The problem is that for those of us who try to live a life of the spirit face an enormous hill to climb. The problems that we are all wrestling with and that cast a pall over our regular lives need material ("real-world") solutions as much as spiritual ones. In fact, our basic needs in a world in crisis obscure the spiritual ones to a large degree. How, for example, do you explain to someone who cannot get enough food to eat, or who fears the reality of daily violence that they should contemplate the divine spirit that flows through all things?
Of course, there is another question that should hit closer to home for most readers of Burbania Posts. How do we connect with the spirit in people who put their own ambitions and desires over the basic needs of others? What do we do to make them (us) see that spirit in such a way that there is a change of heart? We aren't starving. In fact, most of the people I know are not lacking in material wealth. We are the ones who can make the changes to create abundance for the rest of the world. In giving up our own material ways we can free ourselves, too. Such potential! Such inertia! Dang!
If you asked me what my bedrock beliefs are I, like Emerson, would claim to be an idealist, but we are living (to quote a certain 20th century bard and philosopher) in a material world or, at least, in a material culture. There lies my own tension (again, in the philosophical sense). I expect it does for others.
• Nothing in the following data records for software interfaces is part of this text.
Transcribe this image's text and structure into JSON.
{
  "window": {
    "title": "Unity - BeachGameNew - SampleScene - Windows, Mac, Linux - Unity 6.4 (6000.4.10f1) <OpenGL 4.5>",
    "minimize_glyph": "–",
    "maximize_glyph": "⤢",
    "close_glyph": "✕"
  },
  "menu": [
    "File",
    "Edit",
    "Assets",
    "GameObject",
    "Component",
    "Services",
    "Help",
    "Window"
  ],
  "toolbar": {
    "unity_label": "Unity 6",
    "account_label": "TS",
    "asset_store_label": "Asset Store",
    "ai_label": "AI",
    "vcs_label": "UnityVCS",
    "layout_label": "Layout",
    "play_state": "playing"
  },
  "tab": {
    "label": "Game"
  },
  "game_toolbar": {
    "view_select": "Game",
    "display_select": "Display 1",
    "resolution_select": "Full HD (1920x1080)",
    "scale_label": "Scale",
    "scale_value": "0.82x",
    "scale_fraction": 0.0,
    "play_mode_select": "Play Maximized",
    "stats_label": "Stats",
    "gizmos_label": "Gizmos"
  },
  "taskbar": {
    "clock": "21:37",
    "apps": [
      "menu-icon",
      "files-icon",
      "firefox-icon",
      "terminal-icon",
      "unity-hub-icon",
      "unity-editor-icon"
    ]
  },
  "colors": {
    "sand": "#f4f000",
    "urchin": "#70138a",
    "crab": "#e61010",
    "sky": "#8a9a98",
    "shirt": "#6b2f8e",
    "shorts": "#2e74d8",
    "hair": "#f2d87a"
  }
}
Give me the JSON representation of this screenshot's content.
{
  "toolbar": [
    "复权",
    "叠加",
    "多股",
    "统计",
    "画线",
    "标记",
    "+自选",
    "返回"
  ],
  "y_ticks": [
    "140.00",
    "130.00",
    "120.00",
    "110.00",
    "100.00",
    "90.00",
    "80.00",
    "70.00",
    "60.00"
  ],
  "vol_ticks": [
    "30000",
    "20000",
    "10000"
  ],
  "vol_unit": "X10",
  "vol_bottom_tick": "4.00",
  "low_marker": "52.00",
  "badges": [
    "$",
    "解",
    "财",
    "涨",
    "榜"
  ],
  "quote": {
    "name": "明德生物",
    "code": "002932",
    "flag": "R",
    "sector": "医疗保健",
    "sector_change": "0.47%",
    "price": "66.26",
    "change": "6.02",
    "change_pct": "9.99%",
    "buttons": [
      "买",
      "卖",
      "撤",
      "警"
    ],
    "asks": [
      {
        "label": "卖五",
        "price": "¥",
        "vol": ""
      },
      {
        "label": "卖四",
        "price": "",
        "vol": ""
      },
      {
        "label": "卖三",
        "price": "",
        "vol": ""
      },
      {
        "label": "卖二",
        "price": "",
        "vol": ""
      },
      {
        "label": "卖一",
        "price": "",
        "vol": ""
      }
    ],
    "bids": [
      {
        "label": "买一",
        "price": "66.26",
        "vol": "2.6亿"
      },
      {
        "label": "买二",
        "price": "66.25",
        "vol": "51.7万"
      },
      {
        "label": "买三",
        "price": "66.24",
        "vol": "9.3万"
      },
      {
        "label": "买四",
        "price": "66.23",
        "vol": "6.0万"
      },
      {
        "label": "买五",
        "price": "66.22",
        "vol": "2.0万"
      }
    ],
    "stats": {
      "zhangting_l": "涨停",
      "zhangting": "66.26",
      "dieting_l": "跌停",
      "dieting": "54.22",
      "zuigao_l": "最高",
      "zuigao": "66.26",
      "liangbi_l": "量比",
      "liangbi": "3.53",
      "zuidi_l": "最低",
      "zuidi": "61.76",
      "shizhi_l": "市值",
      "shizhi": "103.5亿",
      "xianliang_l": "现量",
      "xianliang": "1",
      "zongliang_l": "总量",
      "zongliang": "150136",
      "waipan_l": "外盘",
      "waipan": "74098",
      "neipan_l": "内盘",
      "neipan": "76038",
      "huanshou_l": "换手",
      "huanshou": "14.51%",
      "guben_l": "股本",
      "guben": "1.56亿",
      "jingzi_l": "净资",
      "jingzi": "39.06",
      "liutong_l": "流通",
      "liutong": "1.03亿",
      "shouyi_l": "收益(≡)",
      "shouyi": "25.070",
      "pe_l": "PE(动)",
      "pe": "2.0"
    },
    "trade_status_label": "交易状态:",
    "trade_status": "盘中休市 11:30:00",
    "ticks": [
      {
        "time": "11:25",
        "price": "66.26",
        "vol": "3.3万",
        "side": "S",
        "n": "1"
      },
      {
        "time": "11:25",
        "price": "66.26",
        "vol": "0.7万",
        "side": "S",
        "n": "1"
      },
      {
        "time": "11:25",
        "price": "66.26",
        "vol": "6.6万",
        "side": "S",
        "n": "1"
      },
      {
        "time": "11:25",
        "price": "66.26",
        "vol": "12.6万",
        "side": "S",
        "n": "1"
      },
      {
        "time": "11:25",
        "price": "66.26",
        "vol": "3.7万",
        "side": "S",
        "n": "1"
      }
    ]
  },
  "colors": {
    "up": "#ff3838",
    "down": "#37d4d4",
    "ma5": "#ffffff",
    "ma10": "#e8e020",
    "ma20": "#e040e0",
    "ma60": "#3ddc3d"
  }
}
To be a person on a faith journey is to be a person who at some level accepts that there is more. There is something greater (maybe "God", maybe not). There is something behind what we see and interact with that is worth knowing better. We expect it to sustain us, after all. We may even hope, like Emerson, that we can experience a holy and absolute connection to that "Oneness" that will give us the strength to let go of all the crap--material, emotional, spiritual--that we cling to. As we let go we may fall, but where we land will be a better land than the one we left.
That said, the journey is long. When we feel the absence of meaning it is important to fill the space with the right thing. I do believe that there is more to the world than what we see. However, it takes patience, insight, and effort to connect to what lie behind our mundane existence. Over the last few months I have gained a new appreciation for this dynamic in life. I have also gained an appreciation for the institution of Sabbath. A question, I think, for all of us as a community and as individuals is how to bring the sabbath back. It is more than "time off" after all. How do we find the structured time to return the sacred to our hasty lives?
Thank God I go to a house of worship. Thank the Divine presence that I can take part in a community to support my own journey even as I support them. I give thanks that sometimes--during my better moments--I can get a glimpse of the spirit that flows through us all. Thanks for the strength to move through the darkness and the struggle. Thanks for the power to grow and change.